[Opening TASK DATA section]
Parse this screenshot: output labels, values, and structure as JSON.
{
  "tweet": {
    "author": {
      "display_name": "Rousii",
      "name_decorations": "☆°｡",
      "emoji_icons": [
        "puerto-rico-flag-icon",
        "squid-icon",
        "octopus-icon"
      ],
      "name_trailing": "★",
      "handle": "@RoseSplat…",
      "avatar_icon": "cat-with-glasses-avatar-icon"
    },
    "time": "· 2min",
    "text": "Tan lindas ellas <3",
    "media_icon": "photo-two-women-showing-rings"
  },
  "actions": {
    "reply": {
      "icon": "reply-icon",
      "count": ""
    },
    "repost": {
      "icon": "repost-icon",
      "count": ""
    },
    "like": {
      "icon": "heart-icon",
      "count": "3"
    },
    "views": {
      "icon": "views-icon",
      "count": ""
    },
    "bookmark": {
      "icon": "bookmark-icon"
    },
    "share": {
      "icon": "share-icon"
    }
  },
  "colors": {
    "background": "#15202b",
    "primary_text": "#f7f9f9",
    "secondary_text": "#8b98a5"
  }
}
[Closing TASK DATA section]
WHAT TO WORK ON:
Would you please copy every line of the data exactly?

EXERCISE RESULT:
Parse this screenshot: output labels, values, and structure as JSON.
{
  "tweet": {
    "author": {
      "display_name": "Rousii",
      "name_decorations": "☆°｡",
      "emoji_icons": [
        "puerto-rico-flag-icon",
        "squid-icon",
        "octopus-icon"
      ],
      "name_trailing": "★",
      "handle": "@RoseSplat…",
      "avatar_icon": "cat-with-glasses-avatar-icon"
    },
    "time": "· 2min",
    "text": "Tan lindas ellas <3",
    "media_icon": "photo-two-women-showing-rings"
  },
  "actions": {
    "reply": {
      "icon": "reply-icon",
      "count": ""
    },
    "repost": {
      "icon": "repost-icon",
      "count": ""
    },
    "like": {
      "icon": "heart-icon",
      "count": "3"
    },
    "views": {
      "icon": "views-icon",
      "count": ""
    },
    "bookmark": {
      "icon": "bookmark-icon"
    },
    "share": {
      "icon": "share-icon"
    }
  },
  "colors": {
    "background": "#15202b",
    "primary_text": "#f7f9f9",
    "secondary_text": "#8b98a5"
  }
}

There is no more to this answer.